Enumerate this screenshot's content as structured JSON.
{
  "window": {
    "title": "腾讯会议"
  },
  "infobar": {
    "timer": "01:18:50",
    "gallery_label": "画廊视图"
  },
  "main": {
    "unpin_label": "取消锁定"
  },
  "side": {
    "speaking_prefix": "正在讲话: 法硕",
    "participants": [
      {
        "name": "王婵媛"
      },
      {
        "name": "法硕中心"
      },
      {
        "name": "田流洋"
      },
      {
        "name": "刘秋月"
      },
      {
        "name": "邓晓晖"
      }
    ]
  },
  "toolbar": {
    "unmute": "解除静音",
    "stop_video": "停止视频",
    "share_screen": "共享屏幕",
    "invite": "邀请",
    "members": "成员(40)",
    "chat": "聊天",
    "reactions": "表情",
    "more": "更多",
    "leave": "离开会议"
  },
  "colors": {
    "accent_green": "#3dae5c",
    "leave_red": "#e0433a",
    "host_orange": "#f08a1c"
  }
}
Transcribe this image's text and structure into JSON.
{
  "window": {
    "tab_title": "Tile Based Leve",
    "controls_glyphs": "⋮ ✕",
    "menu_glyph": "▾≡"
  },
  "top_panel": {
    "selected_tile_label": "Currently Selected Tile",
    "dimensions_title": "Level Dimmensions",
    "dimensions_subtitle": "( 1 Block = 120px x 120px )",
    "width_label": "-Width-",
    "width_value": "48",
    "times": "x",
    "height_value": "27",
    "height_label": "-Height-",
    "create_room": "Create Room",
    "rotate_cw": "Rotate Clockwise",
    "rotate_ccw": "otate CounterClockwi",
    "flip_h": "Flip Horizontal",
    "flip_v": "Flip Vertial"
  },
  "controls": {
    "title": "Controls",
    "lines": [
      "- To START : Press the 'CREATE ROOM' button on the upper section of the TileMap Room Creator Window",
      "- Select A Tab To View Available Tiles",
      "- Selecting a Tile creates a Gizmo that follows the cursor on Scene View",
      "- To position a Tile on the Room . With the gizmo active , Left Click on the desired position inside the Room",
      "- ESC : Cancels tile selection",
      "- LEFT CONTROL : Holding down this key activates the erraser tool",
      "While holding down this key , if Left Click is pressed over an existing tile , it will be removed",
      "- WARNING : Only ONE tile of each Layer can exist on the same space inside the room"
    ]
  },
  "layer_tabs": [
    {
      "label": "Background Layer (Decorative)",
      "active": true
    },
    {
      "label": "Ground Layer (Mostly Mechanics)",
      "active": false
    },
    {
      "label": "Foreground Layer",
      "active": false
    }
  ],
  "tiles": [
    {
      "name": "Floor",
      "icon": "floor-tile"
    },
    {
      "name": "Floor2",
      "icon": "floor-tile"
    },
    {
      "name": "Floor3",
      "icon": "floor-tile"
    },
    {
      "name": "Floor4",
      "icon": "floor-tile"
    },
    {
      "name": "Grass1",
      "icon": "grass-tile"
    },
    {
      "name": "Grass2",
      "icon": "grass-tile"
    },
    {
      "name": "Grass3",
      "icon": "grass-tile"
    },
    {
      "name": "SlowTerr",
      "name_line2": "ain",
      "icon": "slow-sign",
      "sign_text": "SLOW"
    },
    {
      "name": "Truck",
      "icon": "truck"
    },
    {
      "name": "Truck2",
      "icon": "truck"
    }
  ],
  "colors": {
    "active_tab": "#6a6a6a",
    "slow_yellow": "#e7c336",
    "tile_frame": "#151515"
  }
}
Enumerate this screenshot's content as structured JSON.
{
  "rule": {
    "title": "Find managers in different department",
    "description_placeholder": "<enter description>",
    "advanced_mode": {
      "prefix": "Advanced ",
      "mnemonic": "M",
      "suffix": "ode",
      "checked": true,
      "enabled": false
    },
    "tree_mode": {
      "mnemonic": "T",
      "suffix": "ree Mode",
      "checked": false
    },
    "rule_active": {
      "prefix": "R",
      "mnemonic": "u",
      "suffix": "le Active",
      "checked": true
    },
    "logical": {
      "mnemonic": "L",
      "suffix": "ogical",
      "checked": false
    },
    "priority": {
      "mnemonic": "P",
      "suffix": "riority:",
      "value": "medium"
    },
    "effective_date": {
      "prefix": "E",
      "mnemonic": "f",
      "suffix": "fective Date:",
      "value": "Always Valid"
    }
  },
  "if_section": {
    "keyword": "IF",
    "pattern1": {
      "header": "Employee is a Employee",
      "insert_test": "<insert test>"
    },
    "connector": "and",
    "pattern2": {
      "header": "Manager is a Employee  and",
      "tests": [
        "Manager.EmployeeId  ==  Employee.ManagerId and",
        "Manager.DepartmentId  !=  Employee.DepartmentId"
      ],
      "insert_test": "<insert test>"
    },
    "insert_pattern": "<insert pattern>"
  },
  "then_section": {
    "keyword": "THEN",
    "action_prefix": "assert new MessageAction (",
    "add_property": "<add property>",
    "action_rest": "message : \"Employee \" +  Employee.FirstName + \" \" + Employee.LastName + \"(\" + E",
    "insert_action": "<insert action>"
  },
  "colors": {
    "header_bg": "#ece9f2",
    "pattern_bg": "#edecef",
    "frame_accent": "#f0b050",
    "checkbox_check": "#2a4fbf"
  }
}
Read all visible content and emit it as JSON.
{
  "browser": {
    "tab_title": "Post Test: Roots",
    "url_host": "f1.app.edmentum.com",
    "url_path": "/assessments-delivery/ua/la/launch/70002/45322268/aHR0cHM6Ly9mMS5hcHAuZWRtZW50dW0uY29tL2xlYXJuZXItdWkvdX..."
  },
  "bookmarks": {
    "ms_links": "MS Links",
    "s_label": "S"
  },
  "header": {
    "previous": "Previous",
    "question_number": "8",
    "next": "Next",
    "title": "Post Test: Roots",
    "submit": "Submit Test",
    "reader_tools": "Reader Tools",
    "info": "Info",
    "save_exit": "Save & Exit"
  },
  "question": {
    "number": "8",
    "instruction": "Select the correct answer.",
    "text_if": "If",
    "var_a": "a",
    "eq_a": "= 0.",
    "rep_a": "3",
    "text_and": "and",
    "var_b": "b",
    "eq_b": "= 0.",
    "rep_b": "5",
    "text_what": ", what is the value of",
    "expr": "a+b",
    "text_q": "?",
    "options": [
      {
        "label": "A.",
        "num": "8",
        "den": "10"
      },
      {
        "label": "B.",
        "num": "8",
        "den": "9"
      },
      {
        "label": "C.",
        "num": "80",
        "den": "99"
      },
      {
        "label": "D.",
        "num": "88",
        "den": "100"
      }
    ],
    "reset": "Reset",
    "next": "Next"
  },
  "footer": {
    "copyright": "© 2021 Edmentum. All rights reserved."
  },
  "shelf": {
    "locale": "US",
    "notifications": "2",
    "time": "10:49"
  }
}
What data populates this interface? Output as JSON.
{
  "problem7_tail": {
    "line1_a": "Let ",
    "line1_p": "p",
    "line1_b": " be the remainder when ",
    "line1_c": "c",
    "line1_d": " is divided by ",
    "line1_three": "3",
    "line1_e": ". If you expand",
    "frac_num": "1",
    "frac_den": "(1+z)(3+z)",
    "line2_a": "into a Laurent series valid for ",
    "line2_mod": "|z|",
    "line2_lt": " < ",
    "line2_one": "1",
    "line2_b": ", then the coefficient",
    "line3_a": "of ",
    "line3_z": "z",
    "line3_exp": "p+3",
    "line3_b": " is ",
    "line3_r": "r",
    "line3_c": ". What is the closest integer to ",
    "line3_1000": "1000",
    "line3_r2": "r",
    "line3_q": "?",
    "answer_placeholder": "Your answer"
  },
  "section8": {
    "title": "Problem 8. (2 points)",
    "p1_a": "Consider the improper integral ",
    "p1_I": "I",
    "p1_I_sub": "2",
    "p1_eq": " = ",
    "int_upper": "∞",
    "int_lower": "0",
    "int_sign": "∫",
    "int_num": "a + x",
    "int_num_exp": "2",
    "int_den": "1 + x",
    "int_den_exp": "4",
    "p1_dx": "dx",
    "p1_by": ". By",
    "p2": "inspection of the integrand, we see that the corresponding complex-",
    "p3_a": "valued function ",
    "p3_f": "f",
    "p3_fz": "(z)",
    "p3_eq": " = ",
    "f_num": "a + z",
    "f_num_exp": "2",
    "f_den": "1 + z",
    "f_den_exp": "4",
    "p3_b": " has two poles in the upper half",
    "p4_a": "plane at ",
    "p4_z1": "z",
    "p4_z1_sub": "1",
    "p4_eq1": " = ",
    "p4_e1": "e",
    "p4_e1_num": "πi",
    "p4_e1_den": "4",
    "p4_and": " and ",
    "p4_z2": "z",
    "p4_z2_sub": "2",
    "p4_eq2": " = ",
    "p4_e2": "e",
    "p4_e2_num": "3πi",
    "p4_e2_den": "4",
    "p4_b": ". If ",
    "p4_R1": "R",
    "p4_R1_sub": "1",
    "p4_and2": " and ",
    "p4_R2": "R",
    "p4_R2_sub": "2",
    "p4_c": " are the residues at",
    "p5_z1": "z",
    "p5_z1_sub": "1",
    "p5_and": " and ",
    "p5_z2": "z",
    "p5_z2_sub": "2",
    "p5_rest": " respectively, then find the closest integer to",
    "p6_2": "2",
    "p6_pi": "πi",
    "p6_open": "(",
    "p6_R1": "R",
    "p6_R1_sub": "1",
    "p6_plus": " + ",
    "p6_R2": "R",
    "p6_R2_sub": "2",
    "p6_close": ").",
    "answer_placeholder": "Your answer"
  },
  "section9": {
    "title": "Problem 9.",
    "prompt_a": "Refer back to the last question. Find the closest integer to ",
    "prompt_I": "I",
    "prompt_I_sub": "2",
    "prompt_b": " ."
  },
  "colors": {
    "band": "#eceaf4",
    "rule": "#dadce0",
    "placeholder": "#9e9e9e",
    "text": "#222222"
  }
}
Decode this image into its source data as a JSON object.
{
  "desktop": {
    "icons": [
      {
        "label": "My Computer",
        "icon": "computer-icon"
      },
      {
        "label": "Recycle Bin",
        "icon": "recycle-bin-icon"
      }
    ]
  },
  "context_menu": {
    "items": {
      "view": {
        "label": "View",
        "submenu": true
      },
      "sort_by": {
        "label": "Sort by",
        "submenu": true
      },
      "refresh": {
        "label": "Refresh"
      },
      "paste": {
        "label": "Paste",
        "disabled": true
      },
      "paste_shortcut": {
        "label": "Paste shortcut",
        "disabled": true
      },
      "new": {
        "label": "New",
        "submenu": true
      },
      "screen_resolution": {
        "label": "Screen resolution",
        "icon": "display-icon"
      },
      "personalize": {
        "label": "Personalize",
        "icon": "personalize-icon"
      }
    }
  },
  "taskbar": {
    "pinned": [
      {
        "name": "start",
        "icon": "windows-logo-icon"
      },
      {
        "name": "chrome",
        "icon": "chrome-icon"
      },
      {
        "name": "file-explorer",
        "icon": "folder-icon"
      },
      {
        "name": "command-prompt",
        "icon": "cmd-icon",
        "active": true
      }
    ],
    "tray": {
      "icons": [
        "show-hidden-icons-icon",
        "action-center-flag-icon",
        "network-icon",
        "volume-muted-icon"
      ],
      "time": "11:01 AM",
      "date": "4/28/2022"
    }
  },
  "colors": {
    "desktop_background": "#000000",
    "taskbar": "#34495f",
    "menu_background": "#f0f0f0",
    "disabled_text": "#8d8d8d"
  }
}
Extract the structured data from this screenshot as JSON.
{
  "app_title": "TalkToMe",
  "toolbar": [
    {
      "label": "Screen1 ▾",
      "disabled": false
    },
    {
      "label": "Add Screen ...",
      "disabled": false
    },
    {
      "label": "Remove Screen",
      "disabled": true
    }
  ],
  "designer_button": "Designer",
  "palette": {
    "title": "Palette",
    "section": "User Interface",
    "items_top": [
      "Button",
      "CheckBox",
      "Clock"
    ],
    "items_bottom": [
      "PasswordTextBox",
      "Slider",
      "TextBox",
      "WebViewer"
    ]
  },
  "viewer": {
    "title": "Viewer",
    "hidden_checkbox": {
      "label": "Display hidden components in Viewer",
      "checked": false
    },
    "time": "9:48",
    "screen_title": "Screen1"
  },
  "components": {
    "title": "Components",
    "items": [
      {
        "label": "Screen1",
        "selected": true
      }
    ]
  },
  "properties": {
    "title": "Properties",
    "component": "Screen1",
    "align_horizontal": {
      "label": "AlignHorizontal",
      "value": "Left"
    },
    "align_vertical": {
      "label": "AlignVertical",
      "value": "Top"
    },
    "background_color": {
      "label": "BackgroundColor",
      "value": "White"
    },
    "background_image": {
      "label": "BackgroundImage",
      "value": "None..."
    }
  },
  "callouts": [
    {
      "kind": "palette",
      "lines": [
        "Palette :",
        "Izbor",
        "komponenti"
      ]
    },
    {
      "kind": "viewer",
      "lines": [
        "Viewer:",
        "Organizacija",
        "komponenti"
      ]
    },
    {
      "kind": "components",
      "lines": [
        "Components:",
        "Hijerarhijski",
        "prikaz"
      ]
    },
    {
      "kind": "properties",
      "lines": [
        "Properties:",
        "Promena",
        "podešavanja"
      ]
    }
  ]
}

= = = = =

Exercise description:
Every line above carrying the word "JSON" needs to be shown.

Exercise output:
Enumerate this screenshot's content as structured JSON.
Transcribe this image's text and structure into JSON.
Enumerate this screenshot's content as structured JSON.
Read all visible content and emit it as JSON.
What data populates this interface? Output as JSON.
Decode this image into its source data as a JSON object.
Extract the structured data from this screenshot as JSON.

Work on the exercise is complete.